Task to carry out:
Could you filter the records below and return each line that holds "description"?
** Opening Record excerpts block **
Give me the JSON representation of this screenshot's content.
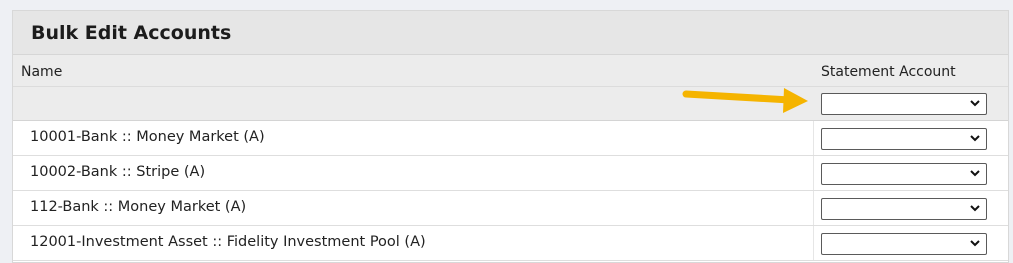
{
  "panel": {
    "title": "Bulk Edit Accounts"
  },
  "table": {
    "columns": {
      "name": "Name",
      "statement_account": "Statement Account"
    },
    "filter": {
      "statement_account_value": ""
    },
    "rows": [
      {
        "name": "10001-Bank :: Money Market (A)",
        "statement_account": ""
      },
      {
        "name": "10002-Bank :: Stripe (A)",
        "statement_account": ""
      },
      {
        "name": "112-Bank :: Money Market (A)",
        "statement_account": ""
      },
      {
        "name": "12001-Investment Asset :: Fidelity Investment Pool (A)",
        "statement_account": ""
      }
    ]
  },
  "icons": {
    "dropdown": "chevron-down-icon",
    "annotation": "arrow-annotation"
  },
  "colors": {
    "annotation_arrow": "#f5b400",
    "header_bg": "#e6e6e6"
  }
}
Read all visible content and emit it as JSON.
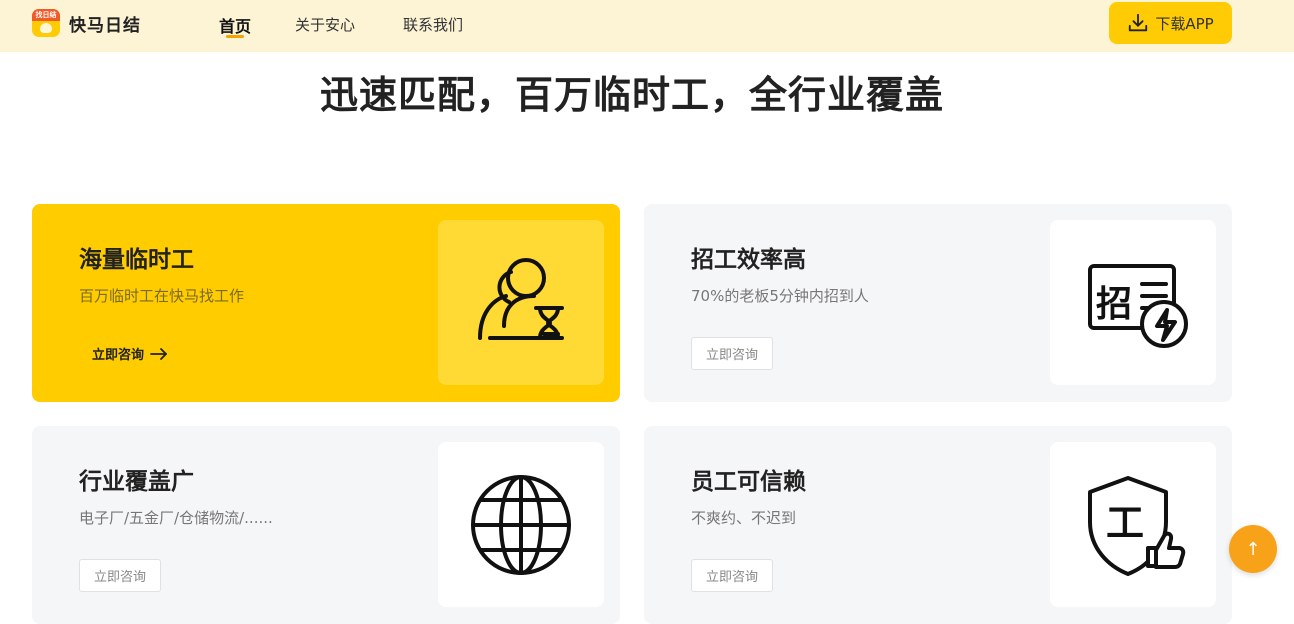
{
  "header": {
    "logo_text": "找日结",
    "brand": "快马日结",
    "nav": [
      "首页",
      "关于安心",
      "联系我们"
    ],
    "download_label": "下载APP"
  },
  "hero": {
    "title": "迅速匹配，百万临时工，全行业覆盖"
  },
  "cards": [
    {
      "title": "海量临时工",
      "desc": "百万临时工在快马找工作",
      "cta": "立即咨询",
      "icon": "worker-hourglass-icon"
    },
    {
      "title": "招工效率高",
      "desc": "70%的老板5分钟内招到人",
      "cta": "立即咨询",
      "icon": "recruit-lightning-icon",
      "icon_text": "招"
    },
    {
      "title": "行业覆盖广",
      "desc": "电子厂/五金厂/仓储物流/......",
      "cta": "立即咨询",
      "icon": "globe-icon"
    },
    {
      "title": "员工可信赖",
      "desc": "不爽约、不迟到",
      "cta": "立即咨询",
      "icon": "shield-thumbsup-icon",
      "icon_text": "工"
    }
  ],
  "scroll_top": "↑",
  "colors": {
    "accent": "#ffcc00",
    "header_bg": "#fdf4d6",
    "scroll_btn": "#f8a21a"
  }
}
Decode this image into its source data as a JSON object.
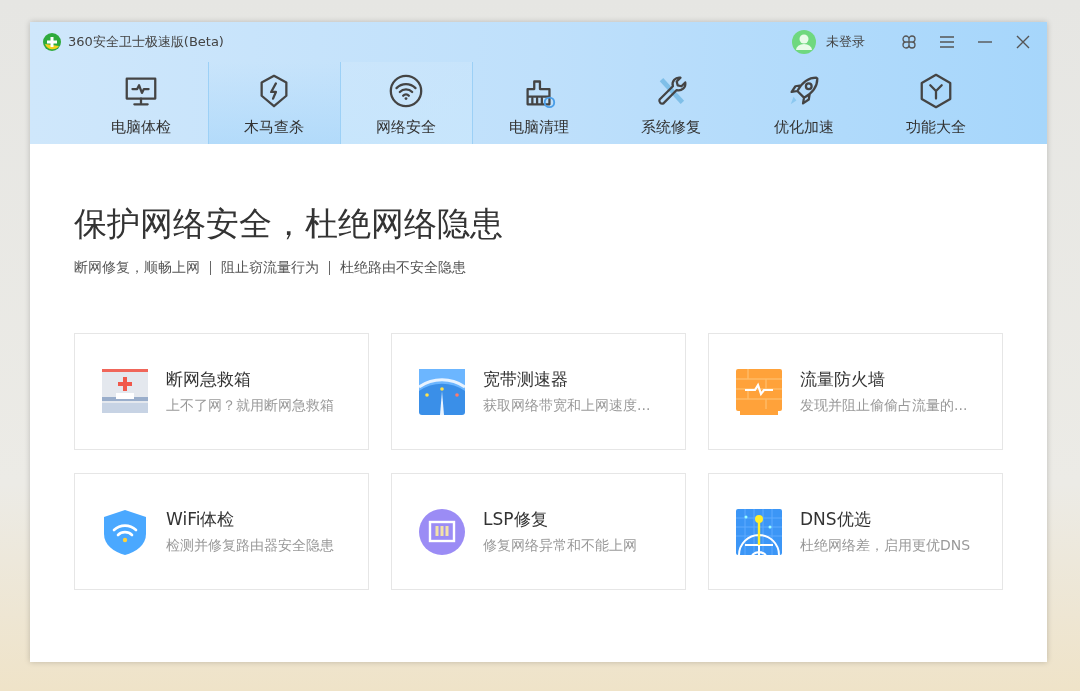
{
  "window": {
    "title": "360安全卫士极速版(Beta)"
  },
  "account": {
    "label": "未登录"
  },
  "tabs": [
    {
      "label": "电脑体检",
      "kind": "monitor",
      "selected": false,
      "hovered": false
    },
    {
      "label": "木马查杀",
      "kind": "shield",
      "selected": false,
      "hovered": true
    },
    {
      "label": "网络安全",
      "kind": "wifi",
      "selected": true,
      "hovered": false
    },
    {
      "label": "电脑清理",
      "kind": "broom",
      "selected": false,
      "hovered": false
    },
    {
      "label": "系统修复",
      "kind": "wrench",
      "selected": false,
      "hovered": false
    },
    {
      "label": "优化加速",
      "kind": "rocket",
      "selected": false,
      "hovered": false
    },
    {
      "label": "功能大全",
      "kind": "hexagon",
      "selected": false,
      "hovered": false
    }
  ],
  "headline": "保护网络安全，杜绝网络隐患",
  "subtitle_parts": [
    "断网修复，顺畅上网",
    "阻止窃流量行为",
    "杜绝路由不安全隐患"
  ],
  "tools": [
    {
      "kind": "firstaid",
      "title": "断网急救箱",
      "description": "上不了网？就用断网急救箱"
    },
    {
      "kind": "speed",
      "title": "宽带测速器",
      "description": "获取网络带宽和上网速度..."
    },
    {
      "kind": "firewall",
      "title": "流量防火墙",
      "description": "发现并阻止偷偷占流量的..."
    },
    {
      "kind": "wifishield",
      "title": "WiFi体检",
      "description": "检测并修复路由器安全隐患"
    },
    {
      "kind": "lsp",
      "title": "LSP修复",
      "description": "修复网络异常和不能上网"
    },
    {
      "kind": "dns",
      "title": "DNS优选",
      "description": "杜绝网络差，启用更优DNS"
    }
  ]
}
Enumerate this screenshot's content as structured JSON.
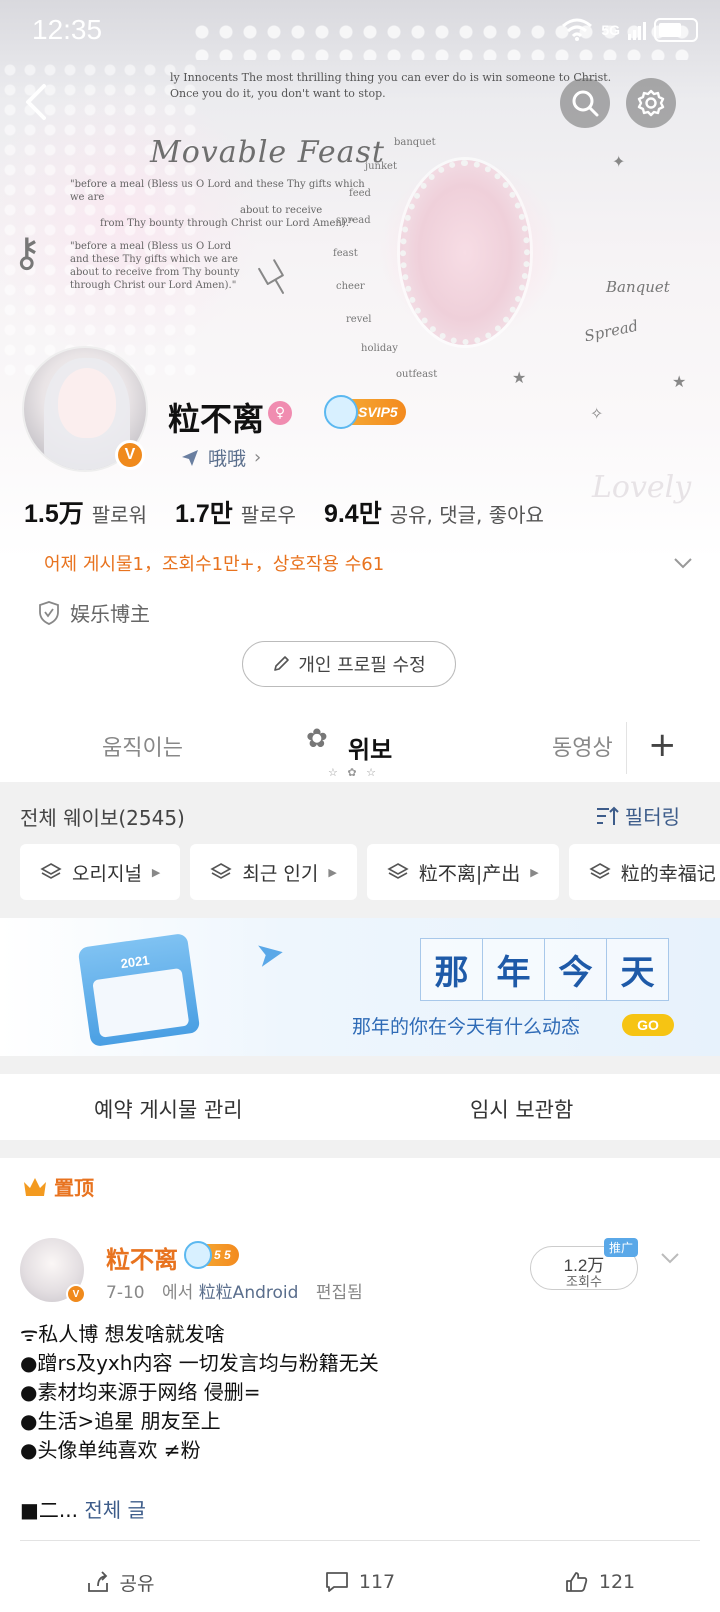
{
  "status_bar": {
    "time": "12:35",
    "network": "5G"
  },
  "banner": {
    "quote_line1": "ly Innocents The most thrilling thing you can ever do is win someone to Christ.",
    "quote_line2": "Once you do it, you don't want to stop.",
    "script_title": "Movable Feast",
    "poem_line1": "\"before a meal (Bless us O Lord and these Thy gifts which we are",
    "poem_line2": "about to receive",
    "poem_line3": "from Thy bounty through Christ our Lord Amen).\"",
    "poem_block": "\"before a meal (Bless us O Lord and these Thy gifts which we are about to receive from Thy bounty through Christ our Lord Amen).\"",
    "words": [
      "banquet",
      "junket",
      "feed",
      "spread",
      "feast",
      "cheer",
      "revel",
      "holiday",
      "outfeast"
    ],
    "script_right1": "Banquet",
    "script_right2": "Spread",
    "script_right3": "Lovely"
  },
  "profile": {
    "nickname": "粒不离",
    "svip_label": "SVIP5",
    "status_text": "哦哦",
    "stats": [
      {
        "value": "1.5万",
        "label": "팔로워"
      },
      {
        "value": "1.7만",
        "label": "팔로우"
      },
      {
        "value": "9.4만",
        "label": "공유, 댓글, 좋아요"
      }
    ],
    "activity": "어제 게시물1，조회수1만+，상호작용 수61",
    "tag": "娱乐博主",
    "edit_button": "개인 프로필 수정"
  },
  "tabs": {
    "items": [
      "움직이는",
      "위보",
      "동영상"
    ],
    "active": "위보",
    "plus": "+"
  },
  "filter": {
    "all_count": "전체 웨이보(2545)",
    "filter_label": "필터링",
    "chips": [
      "오리지널",
      "최근 인기",
      "粒不离|产出",
      "粒的幸福记"
    ]
  },
  "memory": {
    "year": "2021",
    "chars": [
      "那",
      "年",
      "今",
      "天"
    ],
    "subtitle": "那年的你在今天有什么动态",
    "go": "GO"
  },
  "manage": {
    "scheduled": "예약 게시물 관리",
    "drafts": "임시 보관함"
  },
  "post": {
    "pinned": "置顶",
    "author": "粒不离",
    "vip_label": "5 5",
    "date": "7-10",
    "via": "에서",
    "source": "粒粒Android",
    "edited": "편집됨",
    "views_value": "1.2万",
    "views_label": "조회수",
    "promo": "推广",
    "lines": [
      "ᯤ私人博 想发啥就发啥",
      "●蹭rs及yxh内容 一切发言均与粉籍无关",
      "●素材均来源于网络 侵删=",
      "●生活>追星  朋友至上",
      "●头像单纯喜欢  ≠粉"
    ],
    "truncated": "■二...",
    "full_text_link": "전체 글",
    "actions": [
      {
        "icon": "share-icon",
        "label": "공유"
      },
      {
        "icon": "comment-icon",
        "label": "117"
      },
      {
        "icon": "like-icon",
        "label": "121"
      }
    ]
  },
  "colors": {
    "accent_orange": "#e8731f",
    "link_blue": "#3d5c8a",
    "vip_gold": "#f38a1e"
  }
}
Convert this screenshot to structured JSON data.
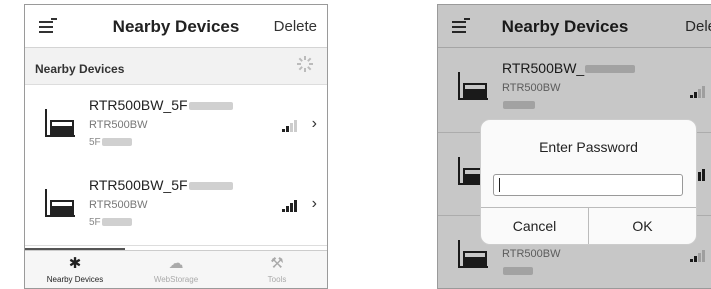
{
  "left": {
    "header": {
      "title": "Nearby Devices",
      "delete_label": "Delete"
    },
    "section": {
      "label": "Nearby Devices"
    },
    "devices": [
      {
        "name": "RTR500BW_5F",
        "model": "RTR500BW",
        "sub": "5F"
      },
      {
        "name": "RTR500BW_5F",
        "model": "RTR500BW",
        "sub": "5F"
      }
    ],
    "tabs": [
      {
        "label": "Nearby Devices",
        "icon": "bluetooth-icon"
      },
      {
        "label": "WebStorage",
        "icon": "cloud-icon"
      },
      {
        "label": "Tools",
        "icon": "wrench-icon"
      }
    ]
  },
  "right": {
    "header": {
      "title": "Nearby Devices",
      "delete_label": "Dele"
    },
    "devices": [
      {
        "name": "RTR500BW_",
        "model": "RTR500BW"
      },
      {
        "name": "",
        "model": ""
      },
      {
        "name": "",
        "model": "RTR500BW"
      }
    ],
    "dialog": {
      "title": "Enter Password",
      "password_value": "",
      "cancel_label": "Cancel",
      "ok_label": "OK"
    }
  },
  "colors": {
    "text": "#222222",
    "muted": "#777777",
    "divider": "#dddddd",
    "overlay": "rgba(0,0,0,0.22)"
  }
}
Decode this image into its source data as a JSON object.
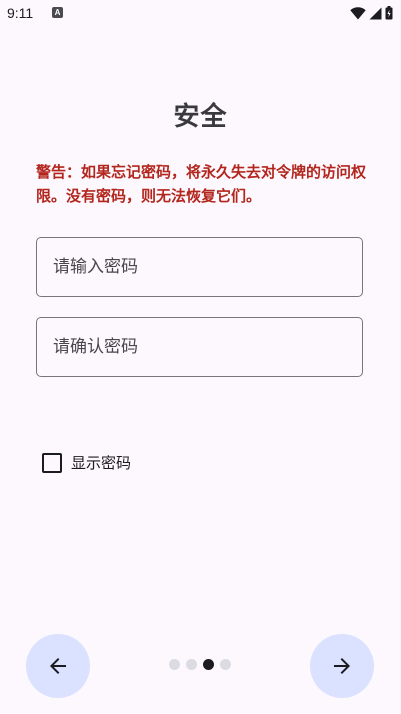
{
  "status_bar": {
    "time": "9:11",
    "notification_icon_letter": "A",
    "icons": [
      "wifi-icon",
      "cellular-signal-icon",
      "battery-icon"
    ]
  },
  "page": {
    "title": "安全",
    "warning": "警告：如果忘记密码，将永久失去对令牌的访问权限。没有密码，则无法恢复它们。"
  },
  "form": {
    "password": {
      "value": "",
      "placeholder": "请输入密码"
    },
    "confirm_password": {
      "value": "",
      "placeholder": "请确认密码"
    },
    "show_password": {
      "label": "显示密码",
      "checked": false
    }
  },
  "navigation": {
    "back_icon": "arrow-left-icon",
    "next_icon": "arrow-right-icon",
    "page_count": 4,
    "current_page": 3
  },
  "colors": {
    "background": "#fdf8fd",
    "warning": "#b3261e",
    "nav_button": "#dae2ff",
    "active_dot": "#1c1b1f",
    "inactive_dot": "#dcdbe3"
  }
}
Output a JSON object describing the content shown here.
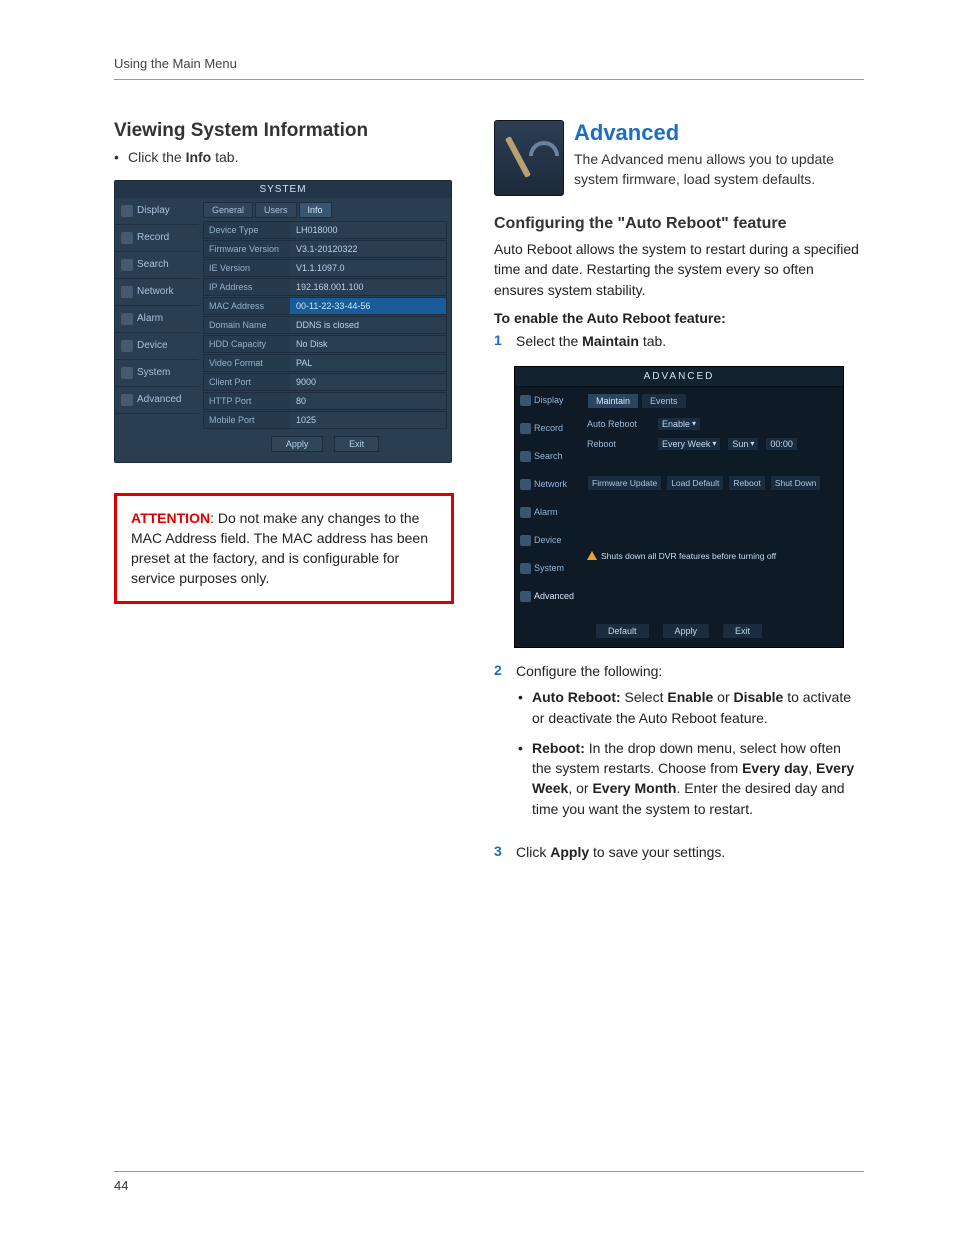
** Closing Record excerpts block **
Task output:
      "description": "上不了网？就用断网急救箱"
      "description": "获取网络带宽和上网速度..."
      "description": "发现并阻止偷偷占流量的..."
      "description": "检测并修复路由器安全隐患"
      "description": "修复网络异常和不能上网"
      "description": "杜绝网络差，启用更优DNS"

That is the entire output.